National Airspace System:
FAA Has Implemented Some Free Flight Initiatives, but Challenges Remain
RCED-98-246: Published: Sep 28, 1998. Publicly Released: Sep 28, 1998.
- Full Report:
Pursuant to a congressional request, GAO reviewed the: (1) status of the Federal Aviation Administration's (FAA) efforts to implement free flight, including a planned operational demonstration formerly known as Flight 2000 and now called the Free Flight Operational Enhancement Program; and (2) views of the aviation community and FAA on the challenges that must be met to implement free flight in a cost-effective manner.

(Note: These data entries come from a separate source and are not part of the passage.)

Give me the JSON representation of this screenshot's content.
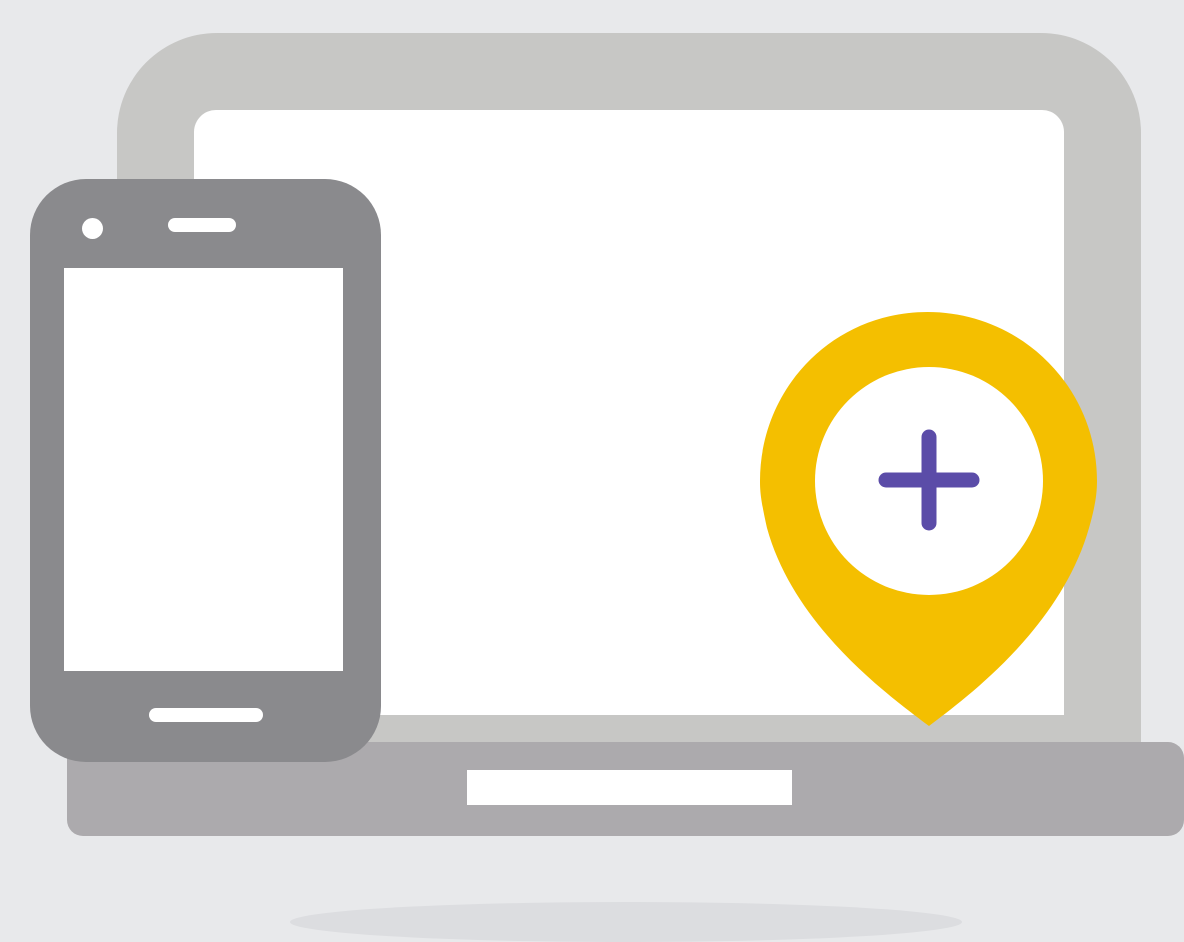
{
  "scene": {
    "background_color": "#e8e9eb",
    "devices": [
      "laptop",
      "smartphone"
    ],
    "icons": [
      "location-pin-icon",
      "plus-icon"
    ]
  },
  "colors": {
    "laptop_frame": "#c7c7c5",
    "laptop_base": "#acaaad",
    "phone_body": "#8a8a8d",
    "screen": "#ffffff",
    "pin_fill": "#f4bf00",
    "plus_stroke": "#5b4ca8"
  },
  "pin": {
    "icon": "location-pin-icon",
    "symbol": "plus-icon"
  }
}
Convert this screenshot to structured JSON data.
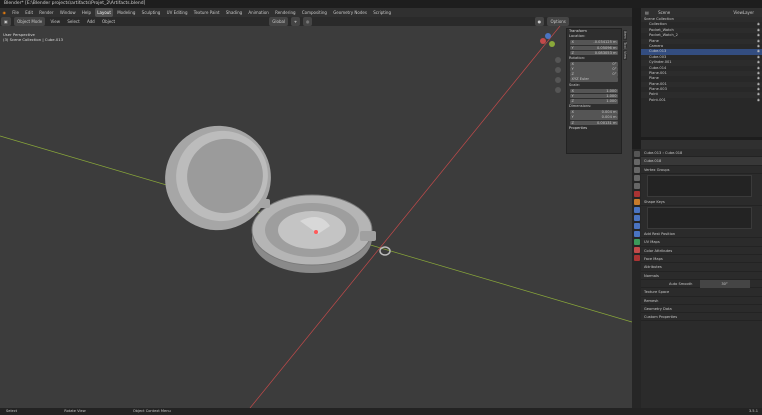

GAO noted that: (1) since 1994, FAA officials and stakeholders, under the leadership of the Radio Technical Commission for Aeronautics (RTCA), have been collaborating to implement free flight; (2) these early efforts led to a definition of free flight, a set of recommendations, and an action plan to gradually move toward a more flexible operating system; (3) while working to implement the recommendations, FAA and stakeholders agreed on the need to focus their efforts on deploying technologies that will provide early benefits to users; (4) in early 1998, FAA and stakeholders developed a strategy that calls for the phased implementation of free flight, beginning with Free Flight Phase 1; (5) under this first phase, FAA and stakeholders have agreed upon the core technologies that are expected to provide these early benefits, as well as the locations where they will be deployed; (6) however, until recently, FAA and many stakeholders have not agreed on how best to conduct a limited operational demonstration of free-flight-related technologies and procedures--known as the Flight 2000 Program; (7) FAA is currently prohibited from spending any fiscal year 1998 funds on the Flight 2000 demonstration itself; (8) stakeholders concurred that FAA had yet to develop a detailed plan for conducting this demonstration; (9) to address the concerns of stakeholders, FAA has been working with them--under the leadership of RTCA--to restructure the Flight 2000 demonstration; and (10) FAA and stakeholders have identified numerous challenges that will need to be met if free flight--including Flight Phase 1 and Flight 2000--is to be implemented cost-effectively: (a) stakeholders told GAO that FAA will need to provide effective leadership and management of the modernization efforts both within and outside the agency; (b) stakeholders cited the need for FAA to further develop its plans for implementing free flight, including establishing clear goals for what it intends to achieve and developing measures for tracking the progress of modernization and free flight; (c) FAA and stakeholders agreed on the need to address outstanding issues related to technology development and deployment; and (d) FAA and stakeholders also identified a range of other challenges that will need the agency's attention, including coordinating FAA's modernization and free flight efforts with those of the international community and integrating the various technologies that will be used under free flight operations with one another as well as into the air traffic control system.